Perhaps one of the main failings of the current Chain of Responsibility (CoR) laws is a lack of coherence, which prevents them being readily understood by many participants. The new amendments will remedy this shortcoming in a number of respects: we examine the details.
As a first world nation, Australia is particularly reliant on long-distance heavy-vehicle transport. We fall between states like Singapore (which is too small to rely on heavy vehicle transport) and Europe or the United States, which have highly developed freight rail networks and also, in the case of Europe, well-developed freight networks over inland waterways.
Australia's long distances and sparse population, however, favour the use of heavy vehicles. So it makes sense that we are pioneering a regulatory regime that encourages heavy vehicle transport while facilitating the sharing of road infrastructure.
Understanding 'safety duties'
In hindsight, the current CoR laws were perhaps overdue for an overhaul. Among the new concepts arriving in 'CoR 2.0' are 'safety duties'. The first of these duties is the principle of shared responsibility; s 26A of the Heavy Vehicle National Law and Other Legislation Amendment Bill 2016 states:
"The safety of transport activities relating to a heavy vehicle is the shared responsibility of each party in the chain of responsibility for the vehicle."
It is helpful to have such an overarching statement of the intent and philosophy of the new legislation. The Bill goes on to state:
"The level and nature of a party's responsibility for a transport activity depends on –
- the functions the person performs or is required to perform, whether exclusively or occasionally, rather than –
- the person's job title; or
- the person's functions described in written contract; and
- the nature of the public risk created by the carrying out of the transport activity; and
- the party's capacity to control, eliminate or minimise the risk."
'Transport activities' is another new concept. It is defined to mean:
"activities, including business practices and making decisions, associated with the use of a heavy vehicle on a road, including, for example –
- contracting, directing or employing a person –
- to drive the vehicle; or
- to carry out another activity associated with the use of the vehicle (such as maintaining or repairing the vehicle); or
- consigning goods for transport using the vehicle; or
- scheduling the transport of goods or passengers using the vehicle; or
- packing goods for transport using the vehicle; or
- managing the loading of goods onto or unloading of goods from the vehicle; or
- loading goods onto or unloading goods from the vehicle; or
- receiving goods unloaded from the vehicle."

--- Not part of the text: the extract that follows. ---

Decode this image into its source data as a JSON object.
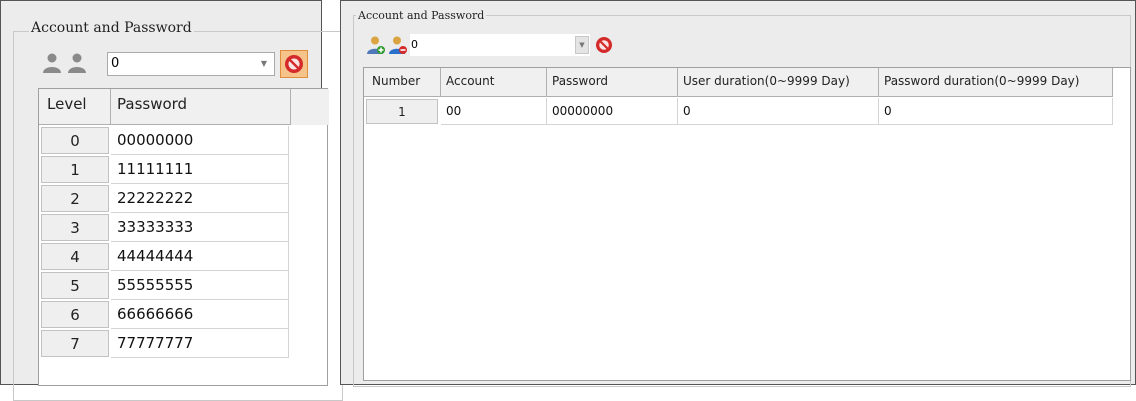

These are broad and all-encompassing statements of principle that get to the very heart of the business of heavy vehicle road transport. In elevating substance over form, these amendments recognise that it is what people actually do, rather than their job description, that matters.
Duties are non-delegable

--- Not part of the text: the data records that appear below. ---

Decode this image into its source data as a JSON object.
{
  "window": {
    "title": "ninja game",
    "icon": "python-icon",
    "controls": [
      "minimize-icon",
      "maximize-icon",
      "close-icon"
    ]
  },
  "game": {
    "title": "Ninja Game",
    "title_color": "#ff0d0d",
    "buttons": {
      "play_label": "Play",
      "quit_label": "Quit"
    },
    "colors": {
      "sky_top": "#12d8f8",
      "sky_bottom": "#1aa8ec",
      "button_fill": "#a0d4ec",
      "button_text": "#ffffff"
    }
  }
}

Section 26B(4) also contains the express statement that "a duty under this Law may not be transferred to another person". Such a clear statement of the intent of the legislation is overdue.

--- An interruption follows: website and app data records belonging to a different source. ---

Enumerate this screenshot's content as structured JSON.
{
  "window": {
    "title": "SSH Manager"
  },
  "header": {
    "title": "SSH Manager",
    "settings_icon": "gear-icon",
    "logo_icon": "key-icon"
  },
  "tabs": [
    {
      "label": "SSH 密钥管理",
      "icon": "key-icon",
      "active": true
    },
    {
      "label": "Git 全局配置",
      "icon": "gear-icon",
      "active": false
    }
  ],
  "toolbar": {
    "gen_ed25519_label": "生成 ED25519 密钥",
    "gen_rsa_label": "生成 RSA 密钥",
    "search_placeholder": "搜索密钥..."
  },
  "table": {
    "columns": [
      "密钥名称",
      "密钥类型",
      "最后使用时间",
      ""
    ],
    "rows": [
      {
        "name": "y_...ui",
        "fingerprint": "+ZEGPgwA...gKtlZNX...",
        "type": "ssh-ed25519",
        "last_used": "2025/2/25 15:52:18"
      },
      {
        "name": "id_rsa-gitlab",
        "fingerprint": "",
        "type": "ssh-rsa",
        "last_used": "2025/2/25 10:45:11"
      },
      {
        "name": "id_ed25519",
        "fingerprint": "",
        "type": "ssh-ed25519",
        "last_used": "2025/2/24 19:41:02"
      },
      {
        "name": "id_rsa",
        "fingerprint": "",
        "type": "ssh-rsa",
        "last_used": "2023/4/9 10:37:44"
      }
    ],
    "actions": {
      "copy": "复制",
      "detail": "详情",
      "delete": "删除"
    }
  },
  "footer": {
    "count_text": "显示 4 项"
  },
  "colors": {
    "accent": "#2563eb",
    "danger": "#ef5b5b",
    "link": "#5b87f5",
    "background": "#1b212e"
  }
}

This has been an issue of some confusion under the current law, with some parties in the chain trying to shift responsibility for compliance to other parties, and even to seek indemnity in the event of breach. As we have written previously, this displays a dangerous misunderstanding of the nature of CoR responsibilities.
The new s 26B(4) makes it clear beyond doubt that CoR obligations are non-delegable, which should result in better cooperation between parties in the chain. With the new principle of shared responsibility, parties should recognise the need to work together to secure compliance.
This should not have the effect of increasing the burden on any particular party in the chain – in fact, it should have the opposite effect. It should allow those carriers that feel they bear the brunt of compliance to push back on their customers and highlight, by pointing to the legislation, that CoR compliance is a shared responsibility that cannot be transferred to another party.
This publication does not deal with every important topic or change in law and is not intended to be relied upon as a substitute for legal or other advice that may be relevant to the reader's specific circumstances. If you have found this publication of interest and would like to know more or wish to obtain legal advice relevant to your circumstances please contact one of the named individuals listed.